Output the entries below unchanged, except for the pictures.

* _Dataset content_:
━━━

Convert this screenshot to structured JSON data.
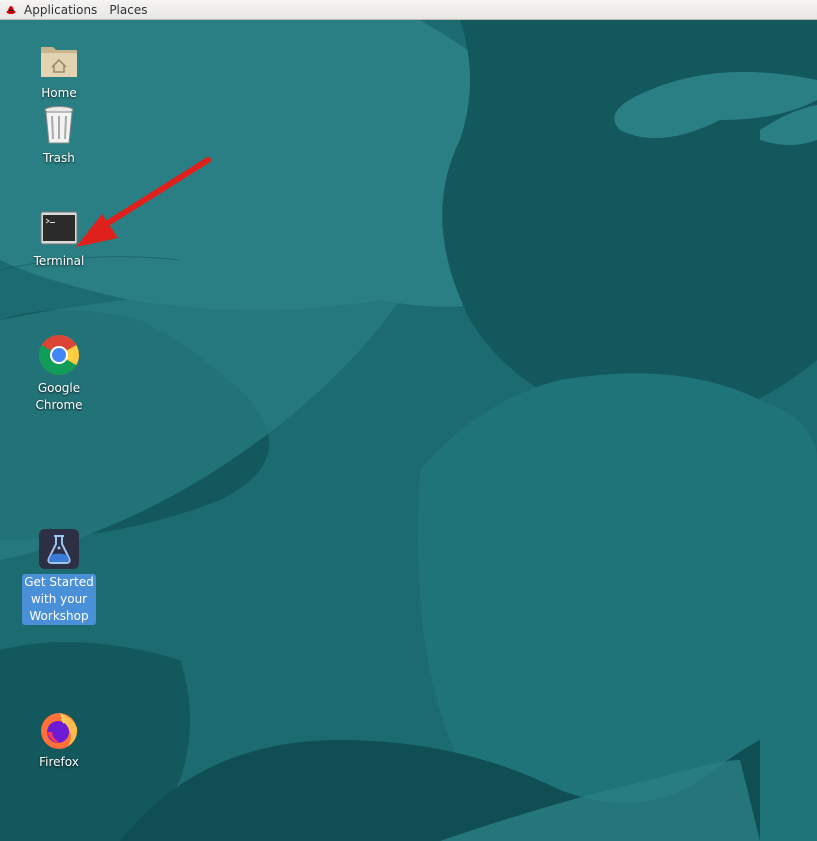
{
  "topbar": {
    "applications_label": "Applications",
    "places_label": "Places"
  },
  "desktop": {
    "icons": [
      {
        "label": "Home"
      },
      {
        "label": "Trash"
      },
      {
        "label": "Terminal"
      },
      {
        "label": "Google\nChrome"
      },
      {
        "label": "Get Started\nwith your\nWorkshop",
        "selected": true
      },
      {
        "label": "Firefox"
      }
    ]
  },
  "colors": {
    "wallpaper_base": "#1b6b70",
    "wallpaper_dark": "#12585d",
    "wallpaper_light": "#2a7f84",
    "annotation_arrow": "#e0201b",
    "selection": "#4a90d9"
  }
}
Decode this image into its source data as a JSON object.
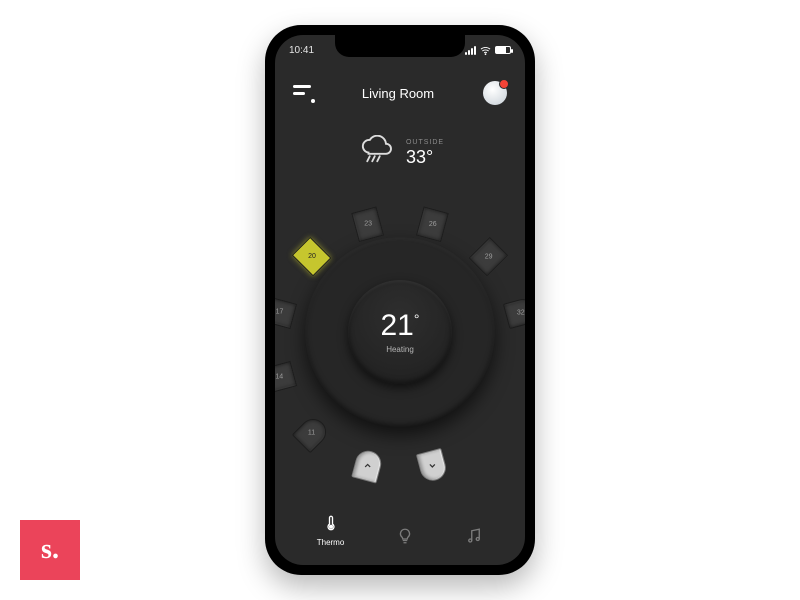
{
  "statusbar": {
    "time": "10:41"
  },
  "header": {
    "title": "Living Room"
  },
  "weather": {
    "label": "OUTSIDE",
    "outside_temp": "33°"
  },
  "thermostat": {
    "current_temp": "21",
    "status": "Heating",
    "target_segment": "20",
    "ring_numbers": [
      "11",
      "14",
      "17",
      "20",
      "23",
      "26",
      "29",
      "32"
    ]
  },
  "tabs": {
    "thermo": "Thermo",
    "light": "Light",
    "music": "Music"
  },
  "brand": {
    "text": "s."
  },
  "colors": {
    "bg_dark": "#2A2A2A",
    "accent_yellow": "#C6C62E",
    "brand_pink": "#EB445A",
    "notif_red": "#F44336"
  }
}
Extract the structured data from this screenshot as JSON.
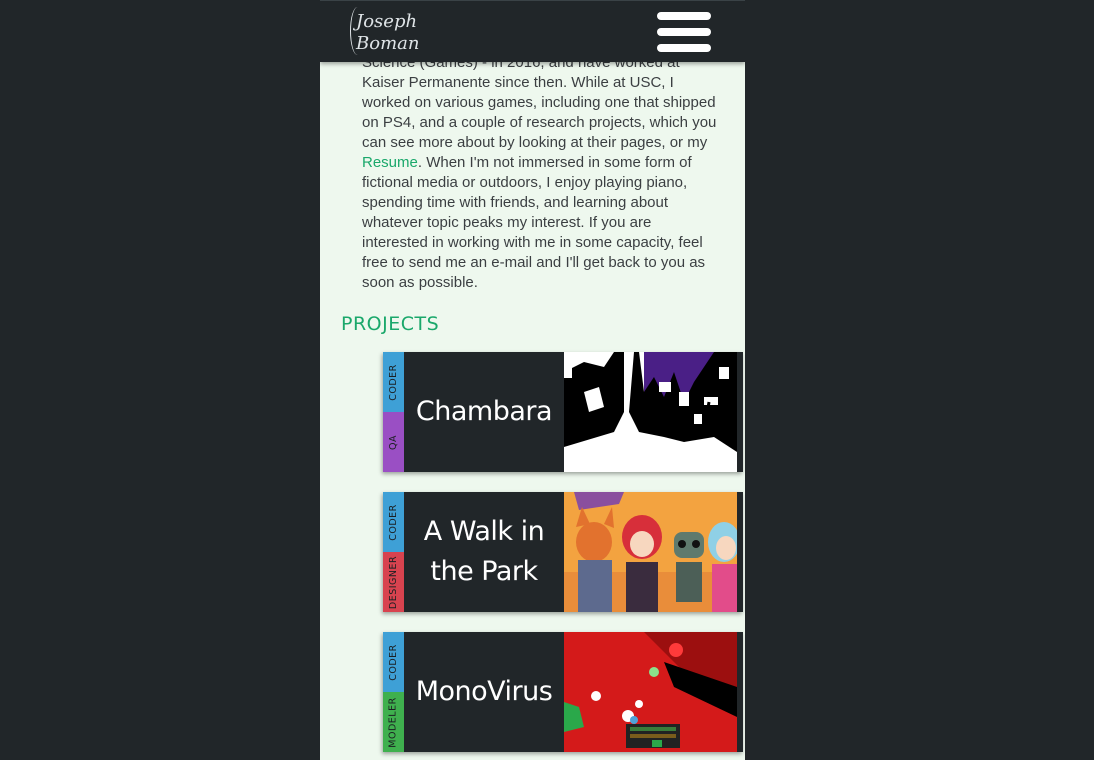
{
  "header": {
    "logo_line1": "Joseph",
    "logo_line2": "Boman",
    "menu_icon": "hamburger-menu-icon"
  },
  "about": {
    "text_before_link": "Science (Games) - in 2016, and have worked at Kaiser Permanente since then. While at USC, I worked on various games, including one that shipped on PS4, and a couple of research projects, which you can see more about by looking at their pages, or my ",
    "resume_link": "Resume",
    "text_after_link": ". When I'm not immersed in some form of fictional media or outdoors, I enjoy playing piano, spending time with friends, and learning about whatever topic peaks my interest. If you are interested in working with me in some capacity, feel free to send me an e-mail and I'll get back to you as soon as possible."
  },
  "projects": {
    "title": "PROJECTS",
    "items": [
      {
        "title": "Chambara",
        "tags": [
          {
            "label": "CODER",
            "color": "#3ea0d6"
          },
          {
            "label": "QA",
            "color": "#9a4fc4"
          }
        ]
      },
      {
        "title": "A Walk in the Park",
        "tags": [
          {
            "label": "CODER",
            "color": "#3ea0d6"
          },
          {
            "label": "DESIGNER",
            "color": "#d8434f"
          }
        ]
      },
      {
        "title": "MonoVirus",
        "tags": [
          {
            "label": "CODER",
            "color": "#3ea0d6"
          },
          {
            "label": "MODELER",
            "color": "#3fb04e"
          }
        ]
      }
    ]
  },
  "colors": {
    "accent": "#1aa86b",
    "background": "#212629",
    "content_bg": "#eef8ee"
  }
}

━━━

* _Response area_:
Convert this screenshot to structured JSON data.
{
  "topbar": {
    "applications_label": "Applications",
    "places_label": "Places"
  },
  "desktop": {
    "icons": [
      {
        "label": "Home"
      },
      {
        "label": "Trash"
      },
      {
        "label": "Terminal"
      },
      {
        "label": "Google\nChrome"
      },
      {
        "label": "Get Started\nwith your\nWorkshop",
        "selected": true
      },
      {
        "label": "Firefox"
      }
    ]
  },
  "colors": {
    "wallpaper_base": "#1b6b70",
    "wallpaper_dark": "#12585d",
    "wallpaper_light": "#2a7f84",
    "annotation_arrow": "#e0201b",
    "selection": "#4a90d9"
  }
}
Decode this image into its source data as a JSON object.
{
  "statusbar": {
    "time": "10:41"
  },
  "header": {
    "title": "Living Room"
  },
  "weather": {
    "label": "OUTSIDE",
    "outside_temp": "33°"
  },
  "thermostat": {
    "current_temp": "21",
    "status": "Heating",
    "target_segment": "20",
    "ring_numbers": [
      "11",
      "14",
      "17",
      "20",
      "23",
      "26",
      "29",
      "32"
    ]
  },
  "tabs": {
    "thermo": "Thermo",
    "light": "Light",
    "music": "Music"
  },
  "brand": {
    "text": "s."
  },
  "colors": {
    "bg_dark": "#2A2A2A",
    "accent_yellow": "#C6C62E",
    "brand_pink": "#EB445A",
    "notif_red": "#F44336"
  }
}
Extract the structured data from this screenshot as JSON.
{
  "header": {
    "logo_line1": "Joseph",
    "logo_line2": "Boman",
    "menu_icon": "hamburger-menu-icon"
  },
  "about": {
    "text_before_link": "Science (Games) - in 2016, and have worked at Kaiser Permanente since then. While at USC, I worked on various games, including one that shipped on PS4, and a couple of research projects, which you can see more about by looking at their pages, or my ",
    "resume_link": "Resume",
    "text_after_link": ". When I'm not immersed in some form of fictional media or outdoors, I enjoy playing piano, spending time with friends, and learning about whatever topic peaks my interest. If you are interested in working with me in some capacity, feel free to send me an e-mail and I'll get back to you as soon as possible."
  },
  "projects": {
    "title": "PROJECTS",
    "items": [
      {
        "title": "Chambara",
        "tags": [
          {
            "label": "CODER",
            "color": "#3ea0d6"
          },
          {
            "label": "QA",
            "color": "#9a4fc4"
          }
        ]
      },
      {
        "title": "A Walk in the Park",
        "tags": [
          {
            "label": "CODER",
            "color": "#3ea0d6"
          },
          {
            "label": "DESIGNER",
            "color": "#d8434f"
          }
        ]
      },
      {
        "title": "MonoVirus",
        "tags": [
          {
            "label": "CODER",
            "color": "#3ea0d6"
          },
          {
            "label": "MODELER",
            "color": "#3fb04e"
          }
        ]
      }
    ]
  },
  "colors": {
    "accent": "#1aa86b",
    "background": "#212629",
    "content_bg": "#eef8ee"
  }
}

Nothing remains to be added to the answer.